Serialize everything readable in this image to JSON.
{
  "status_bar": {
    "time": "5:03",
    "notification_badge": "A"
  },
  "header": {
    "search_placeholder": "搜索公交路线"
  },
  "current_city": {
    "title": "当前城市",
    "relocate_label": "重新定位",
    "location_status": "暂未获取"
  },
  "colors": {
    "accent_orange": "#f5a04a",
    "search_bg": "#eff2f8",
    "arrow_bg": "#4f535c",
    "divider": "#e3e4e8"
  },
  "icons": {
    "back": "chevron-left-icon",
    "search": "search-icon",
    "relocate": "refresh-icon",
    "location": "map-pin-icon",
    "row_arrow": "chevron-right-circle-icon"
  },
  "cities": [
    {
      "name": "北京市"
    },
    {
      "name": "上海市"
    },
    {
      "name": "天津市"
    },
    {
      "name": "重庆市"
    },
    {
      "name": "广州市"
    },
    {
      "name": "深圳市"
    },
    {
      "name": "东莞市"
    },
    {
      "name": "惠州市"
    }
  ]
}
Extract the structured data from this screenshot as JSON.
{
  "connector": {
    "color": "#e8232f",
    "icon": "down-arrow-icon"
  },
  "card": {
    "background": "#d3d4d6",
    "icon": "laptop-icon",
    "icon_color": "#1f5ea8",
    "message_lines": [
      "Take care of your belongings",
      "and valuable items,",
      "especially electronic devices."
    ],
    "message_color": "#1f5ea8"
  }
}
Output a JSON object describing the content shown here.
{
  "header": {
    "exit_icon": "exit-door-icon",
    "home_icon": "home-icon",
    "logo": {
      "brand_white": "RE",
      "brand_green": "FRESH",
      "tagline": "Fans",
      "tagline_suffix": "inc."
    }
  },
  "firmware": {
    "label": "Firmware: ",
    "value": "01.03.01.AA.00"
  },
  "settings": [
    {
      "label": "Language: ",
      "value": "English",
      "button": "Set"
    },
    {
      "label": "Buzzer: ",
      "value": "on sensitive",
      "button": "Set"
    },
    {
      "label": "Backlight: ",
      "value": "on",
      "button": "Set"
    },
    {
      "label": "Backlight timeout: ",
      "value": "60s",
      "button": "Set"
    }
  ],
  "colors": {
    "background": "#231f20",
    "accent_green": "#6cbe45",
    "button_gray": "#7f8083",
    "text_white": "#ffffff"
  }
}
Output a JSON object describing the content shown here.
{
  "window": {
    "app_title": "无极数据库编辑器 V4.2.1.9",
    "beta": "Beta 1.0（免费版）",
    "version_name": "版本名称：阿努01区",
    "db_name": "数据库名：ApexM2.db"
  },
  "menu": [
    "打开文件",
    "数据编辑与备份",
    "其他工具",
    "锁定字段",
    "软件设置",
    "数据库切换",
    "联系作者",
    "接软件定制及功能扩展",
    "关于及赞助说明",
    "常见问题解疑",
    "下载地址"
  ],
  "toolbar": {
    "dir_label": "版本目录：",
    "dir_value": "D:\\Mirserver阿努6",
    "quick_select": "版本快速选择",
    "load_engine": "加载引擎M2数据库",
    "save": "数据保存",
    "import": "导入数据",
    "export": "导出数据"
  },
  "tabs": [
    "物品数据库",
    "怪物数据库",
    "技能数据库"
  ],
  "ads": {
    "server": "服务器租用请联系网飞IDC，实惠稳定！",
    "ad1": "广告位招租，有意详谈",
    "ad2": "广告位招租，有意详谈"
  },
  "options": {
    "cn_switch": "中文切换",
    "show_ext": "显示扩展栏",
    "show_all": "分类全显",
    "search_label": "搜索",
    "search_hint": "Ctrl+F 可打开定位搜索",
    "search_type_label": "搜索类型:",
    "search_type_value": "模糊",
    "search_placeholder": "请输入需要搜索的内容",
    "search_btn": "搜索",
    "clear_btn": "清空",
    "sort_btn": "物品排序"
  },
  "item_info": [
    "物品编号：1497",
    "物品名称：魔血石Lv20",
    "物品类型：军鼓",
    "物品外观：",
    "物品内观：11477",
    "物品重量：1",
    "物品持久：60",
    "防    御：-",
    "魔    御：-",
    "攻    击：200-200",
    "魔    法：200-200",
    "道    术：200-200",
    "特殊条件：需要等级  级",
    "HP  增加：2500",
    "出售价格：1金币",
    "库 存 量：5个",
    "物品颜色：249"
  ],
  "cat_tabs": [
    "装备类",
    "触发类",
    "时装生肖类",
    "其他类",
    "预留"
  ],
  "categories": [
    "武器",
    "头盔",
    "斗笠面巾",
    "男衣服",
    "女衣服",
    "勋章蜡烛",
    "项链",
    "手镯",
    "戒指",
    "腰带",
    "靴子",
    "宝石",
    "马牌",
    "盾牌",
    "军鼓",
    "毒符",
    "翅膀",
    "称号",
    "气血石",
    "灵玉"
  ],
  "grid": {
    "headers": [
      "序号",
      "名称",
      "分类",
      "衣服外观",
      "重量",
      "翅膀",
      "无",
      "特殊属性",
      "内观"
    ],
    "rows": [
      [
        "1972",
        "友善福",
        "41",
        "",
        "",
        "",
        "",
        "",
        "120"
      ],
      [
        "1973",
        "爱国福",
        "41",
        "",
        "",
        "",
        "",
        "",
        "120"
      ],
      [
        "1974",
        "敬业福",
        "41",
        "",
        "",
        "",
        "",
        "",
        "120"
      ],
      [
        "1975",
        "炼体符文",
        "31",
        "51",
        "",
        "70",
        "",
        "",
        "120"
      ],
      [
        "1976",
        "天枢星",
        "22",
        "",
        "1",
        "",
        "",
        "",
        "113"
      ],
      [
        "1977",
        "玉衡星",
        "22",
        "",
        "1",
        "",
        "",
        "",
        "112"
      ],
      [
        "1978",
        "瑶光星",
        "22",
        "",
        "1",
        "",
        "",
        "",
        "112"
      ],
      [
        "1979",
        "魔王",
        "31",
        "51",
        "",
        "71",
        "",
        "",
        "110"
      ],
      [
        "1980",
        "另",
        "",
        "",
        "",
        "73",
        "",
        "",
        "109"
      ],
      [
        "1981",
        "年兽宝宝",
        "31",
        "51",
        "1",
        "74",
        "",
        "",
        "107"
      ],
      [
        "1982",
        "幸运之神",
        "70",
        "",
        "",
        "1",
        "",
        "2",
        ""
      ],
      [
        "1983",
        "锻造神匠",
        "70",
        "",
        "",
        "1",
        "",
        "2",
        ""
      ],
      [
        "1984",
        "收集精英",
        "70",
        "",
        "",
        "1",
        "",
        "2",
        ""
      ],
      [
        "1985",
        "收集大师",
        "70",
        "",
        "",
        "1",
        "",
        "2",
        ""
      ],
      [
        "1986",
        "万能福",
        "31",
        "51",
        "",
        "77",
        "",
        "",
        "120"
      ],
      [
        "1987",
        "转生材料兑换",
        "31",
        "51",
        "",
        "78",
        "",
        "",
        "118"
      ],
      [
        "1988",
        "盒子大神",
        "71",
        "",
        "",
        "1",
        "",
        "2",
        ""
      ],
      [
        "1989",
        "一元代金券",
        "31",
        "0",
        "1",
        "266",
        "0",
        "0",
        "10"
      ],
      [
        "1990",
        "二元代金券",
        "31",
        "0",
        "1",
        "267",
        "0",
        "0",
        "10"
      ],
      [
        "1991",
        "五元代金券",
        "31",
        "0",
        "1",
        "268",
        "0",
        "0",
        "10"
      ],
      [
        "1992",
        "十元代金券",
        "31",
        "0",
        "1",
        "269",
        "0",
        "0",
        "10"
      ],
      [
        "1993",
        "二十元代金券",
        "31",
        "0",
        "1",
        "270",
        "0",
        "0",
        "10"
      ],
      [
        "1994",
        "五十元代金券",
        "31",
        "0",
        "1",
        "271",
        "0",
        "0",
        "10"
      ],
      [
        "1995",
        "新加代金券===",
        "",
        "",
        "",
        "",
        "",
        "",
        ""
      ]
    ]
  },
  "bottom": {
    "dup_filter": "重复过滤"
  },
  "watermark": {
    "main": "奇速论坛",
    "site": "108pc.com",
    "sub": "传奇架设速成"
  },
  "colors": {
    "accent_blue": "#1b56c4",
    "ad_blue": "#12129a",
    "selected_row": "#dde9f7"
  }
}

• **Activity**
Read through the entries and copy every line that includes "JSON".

• **Response to the exercise**
Serialize everything readable in this image to JSON.
Extract the structured data from this screenshot as JSON.
Output a JSON object describing the content shown here.
Output a JSON object describing the content shown here.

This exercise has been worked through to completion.